The outbreak of Ebola in West Africa will take at least six months to bring under control, the medical charity Medecins Sans Frontieres (MSF) says.
Speaking in Geneva, MSF President Joanne Lui called for strengthened international co-ordination led by the World Health Organization (WHO).
Earlier, WHO said the scale of the outbreak appeared to be “vastly underestimated”.
It said that “extraordinary measures” were needed.
The epidemic began in Guinea in February and has since spread to Liberia, Sierra Leone and Nigeria.
So far, 1,069 people have died.
Ms Lui said that controlling the outbreak in Liberia – which has recorded more than 300 deaths – was vital to containing the epidemic.
“If we don’t stabilise Liberia, we will never stabilise the region,” she said.
Health systems in West Africa are being severely strained by the Ebola outbreak
“In terms of timeline, we’re not talking in terms of weeks, we’re talking in terms of months. We need a commitment for months, at least I would say six months, and I’m being, I would say, very optimistic.”
Ms Lui also called for more action from the international community, led by WHO – the UN’s health agency.
“All governments must act. It must be done now if we want to contain this epidemic,” she said.
“WHO needs to take leadership and bring some strong elements into the field at all operational levels. It’s already started but it needs to happen at all levels.”
Ebola is transmitted by direct contact with the body fluids of a person who is infected.
Initial flu-like symptoms can lead to external haemorrhaging from areas such as eyes and gums, and internal bleeding which can lead to organ failure.
The WHO recently said that the risk of transmission of Ebola during air travel remained low, as the disease is not airborne.
As a consequence, Kenya Airways has rejected pressure to suspend its flights to the Ebola-hit states of West Africa.
Kenyan media response to continued flights to West Africa
Mutuma Mathiu in The Daily Nation describes the move as “reckless” while The Star says the airline is “holding on to its lucrative West African routes as if they were the only business on its portfolio”.
“The government needs to get serious. An Ebola outbreak… would result in serious long term-damage” to the national brand, it continues.

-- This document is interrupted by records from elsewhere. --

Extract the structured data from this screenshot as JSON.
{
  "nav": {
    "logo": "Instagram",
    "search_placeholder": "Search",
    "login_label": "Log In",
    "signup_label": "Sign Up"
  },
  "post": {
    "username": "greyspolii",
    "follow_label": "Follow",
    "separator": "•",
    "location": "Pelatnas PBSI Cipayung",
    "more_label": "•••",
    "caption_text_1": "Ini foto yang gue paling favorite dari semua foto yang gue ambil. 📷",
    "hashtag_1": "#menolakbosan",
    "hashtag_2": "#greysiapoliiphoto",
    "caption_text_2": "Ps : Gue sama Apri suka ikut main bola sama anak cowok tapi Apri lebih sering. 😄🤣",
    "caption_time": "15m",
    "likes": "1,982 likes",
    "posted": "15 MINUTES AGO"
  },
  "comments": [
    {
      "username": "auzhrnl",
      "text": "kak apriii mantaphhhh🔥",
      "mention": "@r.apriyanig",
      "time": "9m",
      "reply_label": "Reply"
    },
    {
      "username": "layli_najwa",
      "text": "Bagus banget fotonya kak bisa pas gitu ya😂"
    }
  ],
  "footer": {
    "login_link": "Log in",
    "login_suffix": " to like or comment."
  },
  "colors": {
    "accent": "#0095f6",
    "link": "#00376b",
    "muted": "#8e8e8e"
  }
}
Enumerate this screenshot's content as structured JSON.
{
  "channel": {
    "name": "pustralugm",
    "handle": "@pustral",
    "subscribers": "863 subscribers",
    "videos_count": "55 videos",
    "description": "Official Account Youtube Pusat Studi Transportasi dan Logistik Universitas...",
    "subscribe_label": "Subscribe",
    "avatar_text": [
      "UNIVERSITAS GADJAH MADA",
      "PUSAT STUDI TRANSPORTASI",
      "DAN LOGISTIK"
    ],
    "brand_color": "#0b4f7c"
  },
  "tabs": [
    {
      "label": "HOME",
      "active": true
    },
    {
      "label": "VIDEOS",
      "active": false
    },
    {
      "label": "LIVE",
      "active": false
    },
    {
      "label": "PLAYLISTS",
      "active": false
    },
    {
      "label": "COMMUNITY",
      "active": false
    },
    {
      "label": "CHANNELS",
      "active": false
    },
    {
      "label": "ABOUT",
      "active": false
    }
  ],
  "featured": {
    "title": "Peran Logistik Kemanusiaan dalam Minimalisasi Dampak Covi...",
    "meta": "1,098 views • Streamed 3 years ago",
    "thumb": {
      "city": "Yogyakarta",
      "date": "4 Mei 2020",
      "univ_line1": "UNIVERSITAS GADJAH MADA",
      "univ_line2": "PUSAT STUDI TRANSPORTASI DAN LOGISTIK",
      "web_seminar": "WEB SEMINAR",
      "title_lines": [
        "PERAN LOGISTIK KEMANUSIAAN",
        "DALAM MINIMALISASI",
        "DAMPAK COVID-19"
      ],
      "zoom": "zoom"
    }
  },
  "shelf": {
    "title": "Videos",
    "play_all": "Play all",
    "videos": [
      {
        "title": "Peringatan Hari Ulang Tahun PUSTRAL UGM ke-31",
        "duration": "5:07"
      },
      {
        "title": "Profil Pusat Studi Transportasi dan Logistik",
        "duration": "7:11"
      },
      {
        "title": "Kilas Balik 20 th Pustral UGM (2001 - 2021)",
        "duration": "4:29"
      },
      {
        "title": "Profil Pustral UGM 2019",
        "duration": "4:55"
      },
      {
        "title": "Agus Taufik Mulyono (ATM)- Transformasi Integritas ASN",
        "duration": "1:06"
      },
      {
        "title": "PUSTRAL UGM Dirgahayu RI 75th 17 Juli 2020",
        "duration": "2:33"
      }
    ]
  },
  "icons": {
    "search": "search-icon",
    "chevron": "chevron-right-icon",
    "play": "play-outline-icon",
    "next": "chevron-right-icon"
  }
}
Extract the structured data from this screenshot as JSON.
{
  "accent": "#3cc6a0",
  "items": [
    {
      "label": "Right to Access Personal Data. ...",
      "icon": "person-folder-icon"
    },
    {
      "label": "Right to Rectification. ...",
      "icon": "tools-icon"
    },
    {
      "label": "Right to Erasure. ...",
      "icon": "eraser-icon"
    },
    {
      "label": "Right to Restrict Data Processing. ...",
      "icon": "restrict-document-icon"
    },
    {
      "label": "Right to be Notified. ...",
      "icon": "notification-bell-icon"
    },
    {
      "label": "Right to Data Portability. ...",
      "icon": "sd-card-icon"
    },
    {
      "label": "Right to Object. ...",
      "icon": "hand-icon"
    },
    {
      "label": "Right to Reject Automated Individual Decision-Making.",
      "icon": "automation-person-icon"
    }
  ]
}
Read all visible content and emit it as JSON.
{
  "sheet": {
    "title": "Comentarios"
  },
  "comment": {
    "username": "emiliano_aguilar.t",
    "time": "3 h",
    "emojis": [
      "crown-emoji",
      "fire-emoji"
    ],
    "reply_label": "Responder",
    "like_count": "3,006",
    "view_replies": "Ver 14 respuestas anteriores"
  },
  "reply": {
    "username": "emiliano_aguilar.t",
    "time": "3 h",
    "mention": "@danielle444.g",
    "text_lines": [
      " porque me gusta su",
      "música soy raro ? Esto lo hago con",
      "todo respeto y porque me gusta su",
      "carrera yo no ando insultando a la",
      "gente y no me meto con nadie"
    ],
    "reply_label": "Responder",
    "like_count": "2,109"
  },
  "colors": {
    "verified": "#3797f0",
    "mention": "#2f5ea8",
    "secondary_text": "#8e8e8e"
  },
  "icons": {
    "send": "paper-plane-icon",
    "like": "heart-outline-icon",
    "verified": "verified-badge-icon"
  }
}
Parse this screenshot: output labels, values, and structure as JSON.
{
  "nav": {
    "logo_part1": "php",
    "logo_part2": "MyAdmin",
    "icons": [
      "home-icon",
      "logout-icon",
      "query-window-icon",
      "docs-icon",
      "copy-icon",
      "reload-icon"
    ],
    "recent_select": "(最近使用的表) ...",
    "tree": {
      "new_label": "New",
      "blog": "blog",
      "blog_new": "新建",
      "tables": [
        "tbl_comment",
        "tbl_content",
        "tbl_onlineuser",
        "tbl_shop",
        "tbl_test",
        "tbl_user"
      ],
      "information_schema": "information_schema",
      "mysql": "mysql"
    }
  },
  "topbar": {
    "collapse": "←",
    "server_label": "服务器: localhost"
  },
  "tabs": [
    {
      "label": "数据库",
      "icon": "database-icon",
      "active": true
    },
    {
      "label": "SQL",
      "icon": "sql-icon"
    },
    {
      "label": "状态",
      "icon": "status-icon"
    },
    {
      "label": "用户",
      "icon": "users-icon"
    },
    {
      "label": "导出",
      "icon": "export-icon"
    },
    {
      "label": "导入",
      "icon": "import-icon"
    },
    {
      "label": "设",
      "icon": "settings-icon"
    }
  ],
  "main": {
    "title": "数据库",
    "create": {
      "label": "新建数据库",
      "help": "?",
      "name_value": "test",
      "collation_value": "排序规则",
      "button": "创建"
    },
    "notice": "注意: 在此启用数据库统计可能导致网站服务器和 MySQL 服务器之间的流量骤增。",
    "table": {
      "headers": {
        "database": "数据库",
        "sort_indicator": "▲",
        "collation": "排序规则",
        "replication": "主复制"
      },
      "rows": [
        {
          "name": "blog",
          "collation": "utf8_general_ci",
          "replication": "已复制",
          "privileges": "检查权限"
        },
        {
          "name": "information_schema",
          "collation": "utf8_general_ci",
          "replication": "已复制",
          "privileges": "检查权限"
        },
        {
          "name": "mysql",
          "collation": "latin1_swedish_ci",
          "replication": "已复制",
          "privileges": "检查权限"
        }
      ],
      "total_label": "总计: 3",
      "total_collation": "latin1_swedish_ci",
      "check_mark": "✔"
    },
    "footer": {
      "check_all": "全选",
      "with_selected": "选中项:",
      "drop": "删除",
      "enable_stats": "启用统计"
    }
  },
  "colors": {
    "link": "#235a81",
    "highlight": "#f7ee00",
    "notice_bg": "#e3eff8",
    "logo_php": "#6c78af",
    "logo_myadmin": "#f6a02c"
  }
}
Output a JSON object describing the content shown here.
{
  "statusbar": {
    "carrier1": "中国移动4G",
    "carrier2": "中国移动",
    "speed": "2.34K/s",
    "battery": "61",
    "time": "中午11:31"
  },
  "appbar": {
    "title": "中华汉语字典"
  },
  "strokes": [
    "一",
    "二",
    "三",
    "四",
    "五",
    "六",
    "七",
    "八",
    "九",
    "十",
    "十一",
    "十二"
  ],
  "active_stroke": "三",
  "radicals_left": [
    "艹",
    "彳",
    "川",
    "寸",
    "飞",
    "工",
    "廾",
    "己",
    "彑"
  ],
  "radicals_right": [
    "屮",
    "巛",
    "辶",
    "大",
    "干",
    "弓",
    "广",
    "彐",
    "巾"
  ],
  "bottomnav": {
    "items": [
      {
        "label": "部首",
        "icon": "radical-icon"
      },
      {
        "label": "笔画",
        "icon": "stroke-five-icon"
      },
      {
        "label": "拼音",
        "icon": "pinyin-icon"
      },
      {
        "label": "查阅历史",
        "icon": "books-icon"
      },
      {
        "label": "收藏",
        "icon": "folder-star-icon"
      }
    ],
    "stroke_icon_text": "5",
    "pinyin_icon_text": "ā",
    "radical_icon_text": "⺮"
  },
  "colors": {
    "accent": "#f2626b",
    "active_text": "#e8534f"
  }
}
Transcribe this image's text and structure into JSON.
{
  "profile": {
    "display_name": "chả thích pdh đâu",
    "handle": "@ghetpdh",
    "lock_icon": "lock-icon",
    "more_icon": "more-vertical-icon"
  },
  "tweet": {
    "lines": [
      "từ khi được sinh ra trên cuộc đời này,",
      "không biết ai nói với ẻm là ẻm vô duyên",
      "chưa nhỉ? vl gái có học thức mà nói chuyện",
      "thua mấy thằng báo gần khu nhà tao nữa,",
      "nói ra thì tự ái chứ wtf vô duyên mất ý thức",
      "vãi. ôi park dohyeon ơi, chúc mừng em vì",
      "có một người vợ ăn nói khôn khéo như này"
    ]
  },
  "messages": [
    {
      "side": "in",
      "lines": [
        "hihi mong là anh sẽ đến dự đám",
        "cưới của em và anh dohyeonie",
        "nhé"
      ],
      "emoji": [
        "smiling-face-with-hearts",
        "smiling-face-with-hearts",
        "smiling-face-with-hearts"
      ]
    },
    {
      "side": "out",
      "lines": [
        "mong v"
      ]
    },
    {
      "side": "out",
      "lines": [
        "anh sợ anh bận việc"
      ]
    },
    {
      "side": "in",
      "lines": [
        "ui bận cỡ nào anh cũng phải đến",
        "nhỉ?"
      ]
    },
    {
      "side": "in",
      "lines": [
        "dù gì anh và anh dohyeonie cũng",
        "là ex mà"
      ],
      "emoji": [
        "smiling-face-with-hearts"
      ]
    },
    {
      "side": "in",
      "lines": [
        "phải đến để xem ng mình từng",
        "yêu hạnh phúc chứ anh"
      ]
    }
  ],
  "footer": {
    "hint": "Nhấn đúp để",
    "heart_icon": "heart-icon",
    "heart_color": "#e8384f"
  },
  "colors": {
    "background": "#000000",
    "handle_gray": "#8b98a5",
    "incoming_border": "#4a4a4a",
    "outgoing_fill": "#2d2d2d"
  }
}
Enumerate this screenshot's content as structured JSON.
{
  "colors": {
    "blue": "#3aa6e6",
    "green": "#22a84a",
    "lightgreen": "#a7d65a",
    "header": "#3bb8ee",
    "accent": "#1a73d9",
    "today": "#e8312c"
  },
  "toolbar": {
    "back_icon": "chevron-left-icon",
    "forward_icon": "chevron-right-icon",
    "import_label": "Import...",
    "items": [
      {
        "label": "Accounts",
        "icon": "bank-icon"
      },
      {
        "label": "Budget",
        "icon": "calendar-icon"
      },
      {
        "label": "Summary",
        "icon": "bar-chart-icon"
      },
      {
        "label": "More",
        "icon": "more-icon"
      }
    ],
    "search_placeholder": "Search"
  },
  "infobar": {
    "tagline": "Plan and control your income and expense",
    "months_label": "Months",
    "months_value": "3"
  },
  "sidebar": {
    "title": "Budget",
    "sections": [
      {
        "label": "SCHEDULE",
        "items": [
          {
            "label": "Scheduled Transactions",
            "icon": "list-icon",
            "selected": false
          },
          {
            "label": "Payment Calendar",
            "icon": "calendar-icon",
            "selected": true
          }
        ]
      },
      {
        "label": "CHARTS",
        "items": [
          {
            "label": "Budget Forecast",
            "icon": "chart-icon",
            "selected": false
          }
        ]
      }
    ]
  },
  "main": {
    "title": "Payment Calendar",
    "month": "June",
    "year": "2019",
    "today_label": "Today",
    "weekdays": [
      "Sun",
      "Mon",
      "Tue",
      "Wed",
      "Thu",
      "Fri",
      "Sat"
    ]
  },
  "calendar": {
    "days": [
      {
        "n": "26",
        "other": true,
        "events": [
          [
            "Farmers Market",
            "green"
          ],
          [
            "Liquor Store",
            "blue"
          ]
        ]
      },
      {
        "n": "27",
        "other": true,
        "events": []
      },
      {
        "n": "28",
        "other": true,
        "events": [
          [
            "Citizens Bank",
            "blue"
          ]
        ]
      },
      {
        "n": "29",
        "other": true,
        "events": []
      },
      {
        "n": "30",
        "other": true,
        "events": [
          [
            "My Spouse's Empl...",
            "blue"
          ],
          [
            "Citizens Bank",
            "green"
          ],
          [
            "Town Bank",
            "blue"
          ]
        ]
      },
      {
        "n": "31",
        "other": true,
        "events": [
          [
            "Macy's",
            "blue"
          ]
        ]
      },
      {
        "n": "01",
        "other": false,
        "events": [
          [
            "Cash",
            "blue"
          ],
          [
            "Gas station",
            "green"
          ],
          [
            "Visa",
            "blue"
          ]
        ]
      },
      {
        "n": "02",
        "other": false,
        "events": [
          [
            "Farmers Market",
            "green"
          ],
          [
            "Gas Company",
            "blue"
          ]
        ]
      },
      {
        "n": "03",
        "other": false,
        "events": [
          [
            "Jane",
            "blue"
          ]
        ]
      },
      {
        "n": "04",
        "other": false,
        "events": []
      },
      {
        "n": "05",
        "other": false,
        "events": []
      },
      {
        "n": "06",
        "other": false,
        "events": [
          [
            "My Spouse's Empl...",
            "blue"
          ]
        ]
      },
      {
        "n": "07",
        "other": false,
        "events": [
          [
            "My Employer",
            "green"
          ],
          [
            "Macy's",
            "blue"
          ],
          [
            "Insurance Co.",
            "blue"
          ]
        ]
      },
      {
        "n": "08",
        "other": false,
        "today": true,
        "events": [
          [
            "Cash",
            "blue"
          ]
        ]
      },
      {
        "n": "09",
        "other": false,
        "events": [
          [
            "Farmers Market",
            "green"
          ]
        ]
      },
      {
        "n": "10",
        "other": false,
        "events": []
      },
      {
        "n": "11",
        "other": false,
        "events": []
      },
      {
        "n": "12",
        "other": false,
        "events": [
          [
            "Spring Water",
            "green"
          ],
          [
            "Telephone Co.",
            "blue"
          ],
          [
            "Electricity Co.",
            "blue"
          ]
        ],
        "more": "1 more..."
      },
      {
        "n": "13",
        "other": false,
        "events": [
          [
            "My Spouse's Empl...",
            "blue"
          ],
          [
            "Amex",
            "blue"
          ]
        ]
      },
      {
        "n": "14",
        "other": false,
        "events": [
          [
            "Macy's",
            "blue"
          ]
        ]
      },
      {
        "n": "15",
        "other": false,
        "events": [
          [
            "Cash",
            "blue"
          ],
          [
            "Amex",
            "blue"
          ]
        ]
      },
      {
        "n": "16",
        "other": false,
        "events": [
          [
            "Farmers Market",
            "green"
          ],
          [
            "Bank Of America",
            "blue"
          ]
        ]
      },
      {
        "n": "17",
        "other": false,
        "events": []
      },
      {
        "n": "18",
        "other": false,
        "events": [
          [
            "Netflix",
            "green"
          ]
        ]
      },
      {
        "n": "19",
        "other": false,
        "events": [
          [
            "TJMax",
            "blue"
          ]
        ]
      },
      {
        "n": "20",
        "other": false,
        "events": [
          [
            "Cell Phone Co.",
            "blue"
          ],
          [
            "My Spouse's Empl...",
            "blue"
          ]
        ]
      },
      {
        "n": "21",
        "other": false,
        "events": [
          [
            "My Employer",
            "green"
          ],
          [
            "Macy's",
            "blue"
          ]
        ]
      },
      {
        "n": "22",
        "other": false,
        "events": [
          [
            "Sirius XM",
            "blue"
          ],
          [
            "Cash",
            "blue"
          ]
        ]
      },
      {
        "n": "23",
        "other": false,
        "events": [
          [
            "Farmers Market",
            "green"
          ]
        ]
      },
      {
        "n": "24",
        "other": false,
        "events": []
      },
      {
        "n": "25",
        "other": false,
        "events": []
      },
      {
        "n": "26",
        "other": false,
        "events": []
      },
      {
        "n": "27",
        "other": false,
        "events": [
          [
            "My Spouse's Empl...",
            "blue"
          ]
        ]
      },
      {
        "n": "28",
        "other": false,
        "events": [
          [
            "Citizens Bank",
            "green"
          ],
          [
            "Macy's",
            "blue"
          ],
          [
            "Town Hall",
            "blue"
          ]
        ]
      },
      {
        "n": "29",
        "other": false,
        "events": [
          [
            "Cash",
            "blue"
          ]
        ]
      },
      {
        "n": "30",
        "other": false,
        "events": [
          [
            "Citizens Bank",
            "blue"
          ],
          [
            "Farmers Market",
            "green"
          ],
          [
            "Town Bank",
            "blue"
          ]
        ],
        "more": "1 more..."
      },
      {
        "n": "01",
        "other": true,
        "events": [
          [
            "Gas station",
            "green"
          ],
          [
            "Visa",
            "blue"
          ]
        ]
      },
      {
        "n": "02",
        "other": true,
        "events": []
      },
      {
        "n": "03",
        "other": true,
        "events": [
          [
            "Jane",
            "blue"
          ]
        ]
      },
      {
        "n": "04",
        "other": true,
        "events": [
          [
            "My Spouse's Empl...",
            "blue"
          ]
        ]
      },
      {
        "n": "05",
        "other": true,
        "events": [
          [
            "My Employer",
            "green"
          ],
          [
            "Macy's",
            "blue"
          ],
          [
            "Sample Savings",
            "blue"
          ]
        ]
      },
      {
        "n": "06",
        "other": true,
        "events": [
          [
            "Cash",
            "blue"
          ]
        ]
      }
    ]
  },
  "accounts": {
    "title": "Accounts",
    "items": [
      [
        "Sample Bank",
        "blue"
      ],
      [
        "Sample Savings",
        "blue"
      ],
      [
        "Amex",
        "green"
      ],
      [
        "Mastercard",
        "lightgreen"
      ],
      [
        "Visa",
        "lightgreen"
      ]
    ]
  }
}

The Standard notes that while it makes business sense for Kenya Airways to take advantage of West African destinations, the “economic escapade could be costly. The safety of Kenyans supersedes any profits and must come first.”
However, George Bodo in Kenya’s Business Daily recalls the carrier’s ailing share prices. “In calling on Kenya Airways to suspend nearly half of its high-margin flights, someone should, ideally, be ready with some form of compensation. Otherwise, its stock price will continue being more vulnerable in the coming weeks.”
The WHO said in a statement that its staff had seen evidence that the number of reported cases and deaths did not reflect the scale of the crisis.
WHO spokesman Gregory Hartl said that experts going house-to-house in Kenema, Sierra Leone, in search of infected people were discovering more cases.
“We have seen with the opening of new treatment centres, many more Ebola patients come forward, and so this has given rise to the belief that there are probably a lot of patients out there that we haven’t traced or contacted yet,” he said.
He said that an 80-bed treatment centre that recently opened in Liberia’s capital Monrovia filled up immediately and that the next day, dozens more people turned up to be treated.
Tarnue Karbbar, of the aid group Plan International in northern Liberia, said medical teams were not able to document all the cases erupting.
He said many of the sick were being hidden at home by relatives, and many victims were buried before teams could get to the area.
The outbreak is also affecting the Youth Olympic Games about to start in China. The International Olympic Committee (IOC) has ruled that athletes from Ebola-hit countries will not be allowed to compete in combat sports or in the pool, and Sierra Leone and Nigeria have withdrawn from the Games.
Symptoms include high fever, bleeding and central nervous system damage
Fatality rate can reach 90% – but the current outbreak is about 55%
Incubation period is two to 21 days
There is no vaccine or cure
Supportive care such as rehydrating patients who have diarrhoea and vomiting can help recovery
Fruit bats are considered to be virus’ natural host